Data records for software interfaces:
· · · · · · ·
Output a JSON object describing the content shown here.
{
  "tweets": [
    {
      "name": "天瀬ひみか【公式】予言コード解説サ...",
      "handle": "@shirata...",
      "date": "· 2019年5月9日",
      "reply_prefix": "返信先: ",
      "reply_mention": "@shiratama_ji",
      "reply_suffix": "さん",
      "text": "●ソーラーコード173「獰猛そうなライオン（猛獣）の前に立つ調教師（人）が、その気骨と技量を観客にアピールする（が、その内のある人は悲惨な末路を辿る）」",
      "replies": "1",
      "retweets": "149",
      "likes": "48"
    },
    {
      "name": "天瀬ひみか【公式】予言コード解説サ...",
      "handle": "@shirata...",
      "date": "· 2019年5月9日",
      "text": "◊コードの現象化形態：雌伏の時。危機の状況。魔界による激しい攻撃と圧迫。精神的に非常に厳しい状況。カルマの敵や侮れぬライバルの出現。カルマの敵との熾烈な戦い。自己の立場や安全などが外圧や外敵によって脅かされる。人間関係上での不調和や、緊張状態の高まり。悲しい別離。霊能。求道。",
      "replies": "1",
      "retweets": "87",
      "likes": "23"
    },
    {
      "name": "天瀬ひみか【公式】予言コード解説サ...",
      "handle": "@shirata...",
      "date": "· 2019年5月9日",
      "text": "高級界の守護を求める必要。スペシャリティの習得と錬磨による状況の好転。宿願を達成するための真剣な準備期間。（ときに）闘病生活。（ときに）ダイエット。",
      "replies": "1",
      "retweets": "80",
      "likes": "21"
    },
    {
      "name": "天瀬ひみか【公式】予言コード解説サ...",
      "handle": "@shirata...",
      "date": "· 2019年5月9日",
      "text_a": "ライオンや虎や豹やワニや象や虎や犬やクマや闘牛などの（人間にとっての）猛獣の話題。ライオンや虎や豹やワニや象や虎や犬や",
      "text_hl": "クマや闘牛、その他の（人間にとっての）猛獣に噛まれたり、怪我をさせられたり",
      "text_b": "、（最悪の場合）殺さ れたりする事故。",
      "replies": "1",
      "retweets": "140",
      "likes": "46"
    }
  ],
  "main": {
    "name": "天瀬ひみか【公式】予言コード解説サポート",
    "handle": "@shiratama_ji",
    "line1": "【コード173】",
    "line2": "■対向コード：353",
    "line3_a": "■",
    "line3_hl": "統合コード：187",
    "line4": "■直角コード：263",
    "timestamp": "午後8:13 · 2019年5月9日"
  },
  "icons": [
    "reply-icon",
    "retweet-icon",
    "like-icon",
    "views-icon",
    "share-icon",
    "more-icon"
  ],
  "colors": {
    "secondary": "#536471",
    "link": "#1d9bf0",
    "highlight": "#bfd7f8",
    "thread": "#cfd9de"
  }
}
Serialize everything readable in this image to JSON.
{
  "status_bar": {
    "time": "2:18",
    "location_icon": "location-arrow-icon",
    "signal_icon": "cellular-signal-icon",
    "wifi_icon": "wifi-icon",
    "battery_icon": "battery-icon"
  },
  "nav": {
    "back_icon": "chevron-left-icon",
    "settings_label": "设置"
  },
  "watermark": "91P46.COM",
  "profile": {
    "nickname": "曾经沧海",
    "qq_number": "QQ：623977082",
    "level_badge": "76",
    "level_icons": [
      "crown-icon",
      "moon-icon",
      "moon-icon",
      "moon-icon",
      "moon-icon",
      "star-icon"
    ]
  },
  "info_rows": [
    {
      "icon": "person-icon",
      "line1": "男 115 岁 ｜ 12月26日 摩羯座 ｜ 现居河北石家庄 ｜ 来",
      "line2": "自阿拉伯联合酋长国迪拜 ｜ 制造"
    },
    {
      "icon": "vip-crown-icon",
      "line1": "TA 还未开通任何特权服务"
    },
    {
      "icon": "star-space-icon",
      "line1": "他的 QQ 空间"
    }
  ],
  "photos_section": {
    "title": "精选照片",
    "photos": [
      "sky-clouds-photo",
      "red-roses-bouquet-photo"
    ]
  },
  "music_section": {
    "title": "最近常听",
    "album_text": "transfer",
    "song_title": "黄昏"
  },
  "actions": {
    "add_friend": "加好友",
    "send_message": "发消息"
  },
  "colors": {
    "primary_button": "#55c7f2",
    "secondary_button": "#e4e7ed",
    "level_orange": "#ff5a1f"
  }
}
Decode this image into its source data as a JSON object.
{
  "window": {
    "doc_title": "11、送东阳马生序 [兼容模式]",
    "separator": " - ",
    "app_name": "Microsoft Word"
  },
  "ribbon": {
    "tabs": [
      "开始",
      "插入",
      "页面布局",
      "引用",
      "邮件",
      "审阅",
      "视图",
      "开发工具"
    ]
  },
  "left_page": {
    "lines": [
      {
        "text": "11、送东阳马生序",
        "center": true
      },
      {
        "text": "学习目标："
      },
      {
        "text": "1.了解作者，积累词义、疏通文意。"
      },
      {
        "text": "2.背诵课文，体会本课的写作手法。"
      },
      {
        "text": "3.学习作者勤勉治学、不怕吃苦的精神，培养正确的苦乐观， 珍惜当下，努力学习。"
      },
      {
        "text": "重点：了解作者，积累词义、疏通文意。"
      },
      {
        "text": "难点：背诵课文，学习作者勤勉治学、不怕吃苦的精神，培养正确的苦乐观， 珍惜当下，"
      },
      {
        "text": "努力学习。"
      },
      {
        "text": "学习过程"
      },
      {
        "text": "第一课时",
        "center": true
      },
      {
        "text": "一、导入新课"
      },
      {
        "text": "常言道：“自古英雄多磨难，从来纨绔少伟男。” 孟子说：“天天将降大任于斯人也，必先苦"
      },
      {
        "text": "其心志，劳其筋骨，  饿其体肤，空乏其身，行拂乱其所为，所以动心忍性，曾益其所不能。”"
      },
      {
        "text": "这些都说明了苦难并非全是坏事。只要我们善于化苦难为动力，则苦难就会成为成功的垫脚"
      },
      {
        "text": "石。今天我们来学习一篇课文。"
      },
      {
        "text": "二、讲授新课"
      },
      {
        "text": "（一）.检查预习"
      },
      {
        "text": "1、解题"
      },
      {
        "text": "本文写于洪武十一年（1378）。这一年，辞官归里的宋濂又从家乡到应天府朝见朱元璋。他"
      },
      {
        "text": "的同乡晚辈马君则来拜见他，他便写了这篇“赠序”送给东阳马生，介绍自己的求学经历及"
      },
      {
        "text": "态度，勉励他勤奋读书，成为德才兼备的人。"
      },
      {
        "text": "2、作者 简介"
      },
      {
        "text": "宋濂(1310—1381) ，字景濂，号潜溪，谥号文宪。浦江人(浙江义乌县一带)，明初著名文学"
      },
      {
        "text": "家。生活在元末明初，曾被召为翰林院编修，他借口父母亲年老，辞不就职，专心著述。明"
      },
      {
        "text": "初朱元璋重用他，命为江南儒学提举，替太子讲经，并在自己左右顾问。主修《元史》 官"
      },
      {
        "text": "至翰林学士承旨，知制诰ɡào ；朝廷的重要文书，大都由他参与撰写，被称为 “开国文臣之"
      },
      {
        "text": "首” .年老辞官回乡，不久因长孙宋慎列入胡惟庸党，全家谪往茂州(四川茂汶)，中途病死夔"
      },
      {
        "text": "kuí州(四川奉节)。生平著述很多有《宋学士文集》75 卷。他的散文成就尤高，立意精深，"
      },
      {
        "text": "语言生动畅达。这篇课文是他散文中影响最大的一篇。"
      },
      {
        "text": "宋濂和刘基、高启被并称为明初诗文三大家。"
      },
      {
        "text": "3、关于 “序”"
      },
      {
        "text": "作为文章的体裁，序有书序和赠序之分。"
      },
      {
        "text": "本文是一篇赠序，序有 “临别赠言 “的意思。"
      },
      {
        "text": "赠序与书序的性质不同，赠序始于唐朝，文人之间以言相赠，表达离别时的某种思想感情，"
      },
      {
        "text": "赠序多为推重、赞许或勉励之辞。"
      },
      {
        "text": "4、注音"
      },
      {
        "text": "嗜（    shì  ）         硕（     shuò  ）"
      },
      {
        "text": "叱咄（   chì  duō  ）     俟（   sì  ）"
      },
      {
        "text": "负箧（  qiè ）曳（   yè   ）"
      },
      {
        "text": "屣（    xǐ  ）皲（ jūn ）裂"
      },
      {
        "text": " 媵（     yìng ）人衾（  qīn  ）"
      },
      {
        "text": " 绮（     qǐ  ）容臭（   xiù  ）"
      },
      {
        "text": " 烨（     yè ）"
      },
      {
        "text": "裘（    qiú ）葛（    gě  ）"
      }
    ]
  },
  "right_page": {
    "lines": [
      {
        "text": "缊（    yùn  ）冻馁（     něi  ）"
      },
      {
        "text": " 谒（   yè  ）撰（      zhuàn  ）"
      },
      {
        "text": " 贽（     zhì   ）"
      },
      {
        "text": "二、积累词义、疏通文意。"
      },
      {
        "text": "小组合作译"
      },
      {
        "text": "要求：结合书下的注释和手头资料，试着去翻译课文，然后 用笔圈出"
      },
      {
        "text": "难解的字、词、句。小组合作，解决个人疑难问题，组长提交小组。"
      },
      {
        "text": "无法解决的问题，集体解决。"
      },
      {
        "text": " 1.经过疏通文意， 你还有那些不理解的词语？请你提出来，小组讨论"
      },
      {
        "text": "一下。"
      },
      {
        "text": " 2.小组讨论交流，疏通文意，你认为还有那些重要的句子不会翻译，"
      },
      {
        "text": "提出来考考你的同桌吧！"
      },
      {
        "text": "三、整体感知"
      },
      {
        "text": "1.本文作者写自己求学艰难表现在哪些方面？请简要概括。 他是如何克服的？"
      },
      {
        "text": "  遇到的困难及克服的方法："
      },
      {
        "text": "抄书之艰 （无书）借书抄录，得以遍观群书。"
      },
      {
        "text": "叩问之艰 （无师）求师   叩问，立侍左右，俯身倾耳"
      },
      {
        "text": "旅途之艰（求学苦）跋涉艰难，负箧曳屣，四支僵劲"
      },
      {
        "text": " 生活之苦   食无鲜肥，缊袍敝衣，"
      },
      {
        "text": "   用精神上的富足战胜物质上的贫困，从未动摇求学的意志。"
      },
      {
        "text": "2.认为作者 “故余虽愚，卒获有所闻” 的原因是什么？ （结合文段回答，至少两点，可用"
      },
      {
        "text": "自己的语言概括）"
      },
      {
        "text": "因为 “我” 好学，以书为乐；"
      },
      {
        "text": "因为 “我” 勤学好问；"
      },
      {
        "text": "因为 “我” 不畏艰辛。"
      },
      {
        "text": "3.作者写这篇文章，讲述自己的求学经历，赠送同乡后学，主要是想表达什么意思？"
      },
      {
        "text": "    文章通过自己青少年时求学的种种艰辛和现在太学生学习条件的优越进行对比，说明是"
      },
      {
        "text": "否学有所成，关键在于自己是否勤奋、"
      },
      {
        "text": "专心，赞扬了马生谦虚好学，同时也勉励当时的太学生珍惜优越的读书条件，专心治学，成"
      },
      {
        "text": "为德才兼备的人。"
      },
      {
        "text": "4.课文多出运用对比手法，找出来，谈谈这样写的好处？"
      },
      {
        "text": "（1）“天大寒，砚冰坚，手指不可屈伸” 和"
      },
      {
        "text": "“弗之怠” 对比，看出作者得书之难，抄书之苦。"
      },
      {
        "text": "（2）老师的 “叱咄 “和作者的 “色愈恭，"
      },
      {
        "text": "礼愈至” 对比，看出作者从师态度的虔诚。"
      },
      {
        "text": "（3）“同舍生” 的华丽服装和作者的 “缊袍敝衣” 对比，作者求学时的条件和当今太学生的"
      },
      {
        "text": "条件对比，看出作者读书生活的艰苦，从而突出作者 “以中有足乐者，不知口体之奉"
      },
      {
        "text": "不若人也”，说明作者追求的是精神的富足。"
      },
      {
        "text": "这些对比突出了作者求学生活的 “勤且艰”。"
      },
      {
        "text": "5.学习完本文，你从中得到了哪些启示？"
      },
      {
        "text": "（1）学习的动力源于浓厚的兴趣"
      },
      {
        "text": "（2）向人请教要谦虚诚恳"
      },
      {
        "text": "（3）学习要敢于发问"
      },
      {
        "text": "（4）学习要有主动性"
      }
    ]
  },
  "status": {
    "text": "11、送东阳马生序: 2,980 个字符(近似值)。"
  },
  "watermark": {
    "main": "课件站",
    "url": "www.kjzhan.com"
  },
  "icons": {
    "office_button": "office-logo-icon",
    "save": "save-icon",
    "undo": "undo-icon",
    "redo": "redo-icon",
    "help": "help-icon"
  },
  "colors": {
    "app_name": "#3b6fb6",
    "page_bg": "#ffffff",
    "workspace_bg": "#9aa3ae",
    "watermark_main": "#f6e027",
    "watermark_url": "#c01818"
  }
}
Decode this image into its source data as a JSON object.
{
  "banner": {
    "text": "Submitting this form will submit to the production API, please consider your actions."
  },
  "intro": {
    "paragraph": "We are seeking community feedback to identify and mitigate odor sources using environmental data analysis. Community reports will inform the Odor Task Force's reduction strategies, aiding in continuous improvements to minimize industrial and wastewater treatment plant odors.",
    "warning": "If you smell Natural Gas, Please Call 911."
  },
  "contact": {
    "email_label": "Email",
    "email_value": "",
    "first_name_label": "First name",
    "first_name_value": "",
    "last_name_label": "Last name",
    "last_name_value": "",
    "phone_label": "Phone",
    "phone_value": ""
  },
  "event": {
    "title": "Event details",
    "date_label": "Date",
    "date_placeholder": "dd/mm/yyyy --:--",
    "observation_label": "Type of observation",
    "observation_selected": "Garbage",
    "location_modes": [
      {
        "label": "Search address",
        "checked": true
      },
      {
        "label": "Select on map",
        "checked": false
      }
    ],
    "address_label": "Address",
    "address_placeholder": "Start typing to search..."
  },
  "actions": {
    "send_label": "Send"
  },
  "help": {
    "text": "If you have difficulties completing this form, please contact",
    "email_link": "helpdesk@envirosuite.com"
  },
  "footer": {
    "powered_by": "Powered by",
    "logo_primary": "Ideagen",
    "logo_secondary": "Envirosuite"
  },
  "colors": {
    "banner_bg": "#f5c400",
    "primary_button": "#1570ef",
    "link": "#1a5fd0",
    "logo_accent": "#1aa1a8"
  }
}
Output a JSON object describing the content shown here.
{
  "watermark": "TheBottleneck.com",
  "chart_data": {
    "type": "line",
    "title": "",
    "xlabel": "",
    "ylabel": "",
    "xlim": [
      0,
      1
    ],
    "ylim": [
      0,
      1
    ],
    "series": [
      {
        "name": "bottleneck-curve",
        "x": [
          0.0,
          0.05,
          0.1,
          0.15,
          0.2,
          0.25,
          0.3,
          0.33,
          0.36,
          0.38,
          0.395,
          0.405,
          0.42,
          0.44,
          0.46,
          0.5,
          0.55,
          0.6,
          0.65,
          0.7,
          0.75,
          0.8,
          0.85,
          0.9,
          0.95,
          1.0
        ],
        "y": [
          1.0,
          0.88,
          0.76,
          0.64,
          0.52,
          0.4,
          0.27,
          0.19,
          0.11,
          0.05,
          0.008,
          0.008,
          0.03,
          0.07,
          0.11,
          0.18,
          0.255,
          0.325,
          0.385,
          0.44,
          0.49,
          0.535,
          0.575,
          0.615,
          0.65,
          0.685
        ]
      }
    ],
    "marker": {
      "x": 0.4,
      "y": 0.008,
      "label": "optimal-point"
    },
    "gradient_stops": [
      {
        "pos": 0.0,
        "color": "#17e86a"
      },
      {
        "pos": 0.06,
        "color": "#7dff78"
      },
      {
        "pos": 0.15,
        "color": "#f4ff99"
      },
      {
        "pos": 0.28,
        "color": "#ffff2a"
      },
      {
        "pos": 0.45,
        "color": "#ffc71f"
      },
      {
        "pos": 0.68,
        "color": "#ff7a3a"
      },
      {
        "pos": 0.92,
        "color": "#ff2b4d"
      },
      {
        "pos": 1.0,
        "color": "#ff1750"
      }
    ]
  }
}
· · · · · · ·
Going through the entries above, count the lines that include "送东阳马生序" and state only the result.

3